We can hear Gombrowicz chuckle from beyond the grave... Why? Well, simply because not a lot has changed since his time… He may have battled with the ‘bum’ and the ‘mug’, schematic ways of thinking, along the lines of “Słowacki was a great poet”… And he battled with the onslaught of ‘Form’ that spreads its arms over the entire scope of schooling. He wanted students to think, feel and judge for themselves. Did he manage to get his point across? Nope. Besides the fact that his works ended up on the margins, slated as superfluous and even dangerous for the youth… And here it’s not even about overloading the pupil with information, about the expectation that they ought to be geniuses at physics and chemistry, at maths or the humanities. It’s not about backpacks that weigh a ton… It’s more about the fact that we often find ourselves, as the saying goes, “throwing the child out with the bathwater”. Because we end up losing track of what’s important, lost in the muddle of all that knowledge. What should schools be responsible for today? Not just education, but cultivating sensibility and an appreciation for literature, open critique, learning to live. The pupil is subject to a constant stream of scholarly consciousness. If we want to see a generation of people free from inhibitions, homophobia; if we want to raise a democratic society of tolerant individuals, open to a multiplicity of cultures, then we have to stop and consider – who will take care of our elders? What will our relationships between friends and family look like?

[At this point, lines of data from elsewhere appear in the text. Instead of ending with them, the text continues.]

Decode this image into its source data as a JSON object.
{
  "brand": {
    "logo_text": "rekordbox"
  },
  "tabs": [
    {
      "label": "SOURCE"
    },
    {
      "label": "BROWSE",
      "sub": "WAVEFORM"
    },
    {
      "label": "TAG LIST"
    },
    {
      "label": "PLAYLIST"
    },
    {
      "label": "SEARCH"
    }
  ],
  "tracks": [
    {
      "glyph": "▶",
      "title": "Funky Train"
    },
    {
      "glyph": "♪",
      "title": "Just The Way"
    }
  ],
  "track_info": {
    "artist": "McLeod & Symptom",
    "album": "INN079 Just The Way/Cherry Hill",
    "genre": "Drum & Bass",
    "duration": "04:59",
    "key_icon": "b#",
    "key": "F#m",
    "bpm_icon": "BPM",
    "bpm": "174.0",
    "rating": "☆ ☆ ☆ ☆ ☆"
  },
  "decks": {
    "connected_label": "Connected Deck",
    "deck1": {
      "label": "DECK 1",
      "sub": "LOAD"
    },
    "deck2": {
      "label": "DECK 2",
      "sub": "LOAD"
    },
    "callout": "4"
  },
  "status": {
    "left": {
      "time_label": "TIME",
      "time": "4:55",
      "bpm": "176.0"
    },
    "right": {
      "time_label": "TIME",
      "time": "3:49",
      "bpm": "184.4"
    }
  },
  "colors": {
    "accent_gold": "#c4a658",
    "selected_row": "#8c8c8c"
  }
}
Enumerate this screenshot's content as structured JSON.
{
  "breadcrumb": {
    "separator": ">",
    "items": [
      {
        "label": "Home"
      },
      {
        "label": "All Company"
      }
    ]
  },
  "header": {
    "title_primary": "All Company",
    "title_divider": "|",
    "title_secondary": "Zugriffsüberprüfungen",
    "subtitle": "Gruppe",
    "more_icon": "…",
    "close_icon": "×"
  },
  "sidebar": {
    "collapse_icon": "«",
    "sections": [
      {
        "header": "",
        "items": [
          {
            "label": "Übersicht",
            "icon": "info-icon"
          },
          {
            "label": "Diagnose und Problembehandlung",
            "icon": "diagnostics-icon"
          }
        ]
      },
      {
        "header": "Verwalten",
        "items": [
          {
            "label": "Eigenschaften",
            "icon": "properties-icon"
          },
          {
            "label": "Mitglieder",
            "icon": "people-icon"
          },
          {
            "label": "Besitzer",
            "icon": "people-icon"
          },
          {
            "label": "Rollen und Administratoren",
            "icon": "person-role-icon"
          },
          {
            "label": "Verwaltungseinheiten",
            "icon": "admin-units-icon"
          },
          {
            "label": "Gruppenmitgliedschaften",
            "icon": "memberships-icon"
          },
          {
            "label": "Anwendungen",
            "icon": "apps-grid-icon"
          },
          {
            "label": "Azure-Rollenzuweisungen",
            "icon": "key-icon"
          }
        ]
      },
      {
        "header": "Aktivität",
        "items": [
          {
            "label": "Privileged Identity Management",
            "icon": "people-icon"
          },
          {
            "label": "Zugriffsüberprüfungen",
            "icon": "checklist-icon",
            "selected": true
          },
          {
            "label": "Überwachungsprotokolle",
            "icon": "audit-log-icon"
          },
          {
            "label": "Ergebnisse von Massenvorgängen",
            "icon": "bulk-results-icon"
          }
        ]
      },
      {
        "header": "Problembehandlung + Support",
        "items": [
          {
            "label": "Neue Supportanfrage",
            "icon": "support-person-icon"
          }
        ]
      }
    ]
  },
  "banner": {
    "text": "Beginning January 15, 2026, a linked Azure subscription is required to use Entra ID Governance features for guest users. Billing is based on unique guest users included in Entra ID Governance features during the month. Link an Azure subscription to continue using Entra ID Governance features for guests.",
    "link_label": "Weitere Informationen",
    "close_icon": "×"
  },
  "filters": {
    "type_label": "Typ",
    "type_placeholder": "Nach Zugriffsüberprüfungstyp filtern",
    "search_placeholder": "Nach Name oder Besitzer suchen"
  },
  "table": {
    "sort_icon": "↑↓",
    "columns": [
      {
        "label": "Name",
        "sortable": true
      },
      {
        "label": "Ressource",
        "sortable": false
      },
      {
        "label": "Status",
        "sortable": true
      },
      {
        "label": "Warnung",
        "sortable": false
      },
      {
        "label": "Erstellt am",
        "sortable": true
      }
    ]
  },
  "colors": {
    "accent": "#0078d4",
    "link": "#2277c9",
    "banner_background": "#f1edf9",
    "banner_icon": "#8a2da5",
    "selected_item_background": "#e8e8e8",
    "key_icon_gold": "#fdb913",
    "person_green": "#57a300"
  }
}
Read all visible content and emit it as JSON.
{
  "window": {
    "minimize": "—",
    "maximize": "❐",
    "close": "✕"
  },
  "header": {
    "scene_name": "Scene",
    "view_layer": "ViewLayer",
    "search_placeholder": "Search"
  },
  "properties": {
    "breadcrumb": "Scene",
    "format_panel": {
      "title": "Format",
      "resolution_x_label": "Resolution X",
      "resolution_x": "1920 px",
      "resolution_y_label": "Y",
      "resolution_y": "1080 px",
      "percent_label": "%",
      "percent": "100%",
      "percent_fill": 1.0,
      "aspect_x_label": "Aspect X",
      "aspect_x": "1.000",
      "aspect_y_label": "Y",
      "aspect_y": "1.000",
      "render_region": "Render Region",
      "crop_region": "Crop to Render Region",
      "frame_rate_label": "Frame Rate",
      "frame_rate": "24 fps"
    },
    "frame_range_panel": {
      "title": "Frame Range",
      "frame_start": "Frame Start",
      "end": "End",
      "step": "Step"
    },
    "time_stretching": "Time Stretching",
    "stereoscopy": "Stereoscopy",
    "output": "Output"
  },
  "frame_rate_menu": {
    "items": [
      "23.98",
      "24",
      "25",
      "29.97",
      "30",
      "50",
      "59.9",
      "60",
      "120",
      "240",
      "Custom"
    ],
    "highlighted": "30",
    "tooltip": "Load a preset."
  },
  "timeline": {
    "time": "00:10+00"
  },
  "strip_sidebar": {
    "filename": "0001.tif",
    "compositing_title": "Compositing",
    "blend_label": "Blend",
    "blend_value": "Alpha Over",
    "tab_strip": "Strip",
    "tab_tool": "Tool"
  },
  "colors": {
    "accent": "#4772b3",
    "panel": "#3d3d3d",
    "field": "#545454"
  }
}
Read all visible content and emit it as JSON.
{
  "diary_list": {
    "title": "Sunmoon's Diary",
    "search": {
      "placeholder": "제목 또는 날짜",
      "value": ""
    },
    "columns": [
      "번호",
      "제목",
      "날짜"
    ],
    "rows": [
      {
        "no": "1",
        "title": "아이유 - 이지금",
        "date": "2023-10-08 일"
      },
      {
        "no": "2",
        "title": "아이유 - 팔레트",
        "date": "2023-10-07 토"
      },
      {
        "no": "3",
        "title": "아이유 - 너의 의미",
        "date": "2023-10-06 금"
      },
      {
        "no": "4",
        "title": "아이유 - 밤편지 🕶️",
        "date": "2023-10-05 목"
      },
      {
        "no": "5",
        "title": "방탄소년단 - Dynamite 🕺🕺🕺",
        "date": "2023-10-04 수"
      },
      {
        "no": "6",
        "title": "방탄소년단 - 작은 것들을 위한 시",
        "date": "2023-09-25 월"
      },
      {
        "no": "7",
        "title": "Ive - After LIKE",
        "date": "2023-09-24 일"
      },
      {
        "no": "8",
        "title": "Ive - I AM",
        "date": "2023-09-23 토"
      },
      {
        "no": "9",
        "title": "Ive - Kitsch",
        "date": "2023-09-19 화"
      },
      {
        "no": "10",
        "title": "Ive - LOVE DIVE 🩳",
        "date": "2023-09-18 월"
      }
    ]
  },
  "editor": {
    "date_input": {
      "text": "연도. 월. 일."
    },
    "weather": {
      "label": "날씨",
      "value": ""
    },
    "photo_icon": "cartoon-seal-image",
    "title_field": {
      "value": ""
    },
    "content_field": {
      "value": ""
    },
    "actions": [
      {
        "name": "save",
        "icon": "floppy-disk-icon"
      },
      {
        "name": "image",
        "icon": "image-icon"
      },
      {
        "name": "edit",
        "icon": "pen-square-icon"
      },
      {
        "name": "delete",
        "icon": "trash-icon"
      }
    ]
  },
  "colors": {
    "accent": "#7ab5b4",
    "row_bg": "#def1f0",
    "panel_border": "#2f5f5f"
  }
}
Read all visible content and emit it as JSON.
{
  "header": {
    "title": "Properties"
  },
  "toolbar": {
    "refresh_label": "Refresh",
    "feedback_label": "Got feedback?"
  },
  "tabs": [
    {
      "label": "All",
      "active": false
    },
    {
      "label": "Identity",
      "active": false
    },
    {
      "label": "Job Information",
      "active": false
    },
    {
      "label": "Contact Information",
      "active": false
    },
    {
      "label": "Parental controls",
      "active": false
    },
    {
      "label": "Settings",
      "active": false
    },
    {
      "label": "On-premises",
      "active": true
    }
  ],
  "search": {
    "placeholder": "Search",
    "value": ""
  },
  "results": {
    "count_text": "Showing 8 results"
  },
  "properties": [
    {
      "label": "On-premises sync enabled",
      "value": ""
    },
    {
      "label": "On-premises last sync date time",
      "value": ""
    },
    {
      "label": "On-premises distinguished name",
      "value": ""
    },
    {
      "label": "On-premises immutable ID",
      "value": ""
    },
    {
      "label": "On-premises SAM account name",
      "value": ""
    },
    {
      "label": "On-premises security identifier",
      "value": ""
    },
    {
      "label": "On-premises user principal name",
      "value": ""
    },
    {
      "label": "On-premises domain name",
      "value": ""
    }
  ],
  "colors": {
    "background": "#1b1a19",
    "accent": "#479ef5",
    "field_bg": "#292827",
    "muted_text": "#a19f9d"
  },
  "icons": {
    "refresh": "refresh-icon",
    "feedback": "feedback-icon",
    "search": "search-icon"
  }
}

Karolina Wojtas (born in 1996) is a photographer. She studies at the National Film School in Łódź and the Institute of Creative Photography in the Czech Republic. She lives in a colourful world of experiment and endless fun. She draws from children’s fantasies and memories. Inspiration may become for her a mess in the garden of her grandfather, or a huge slide. It is impossible to slip through her exhibitions, sometimes covered with brocade or balloons. But you can feel like a child – you can play, abandon and scrounge.
Karolina Wojtas’s photographs can be viewed at the 10th edition of the Warsaw Gallery Weekend at Fort Institute of Photography. Find more information at: instytutfotografiifort.org.pl/en/; warsawgalleryweekend.pl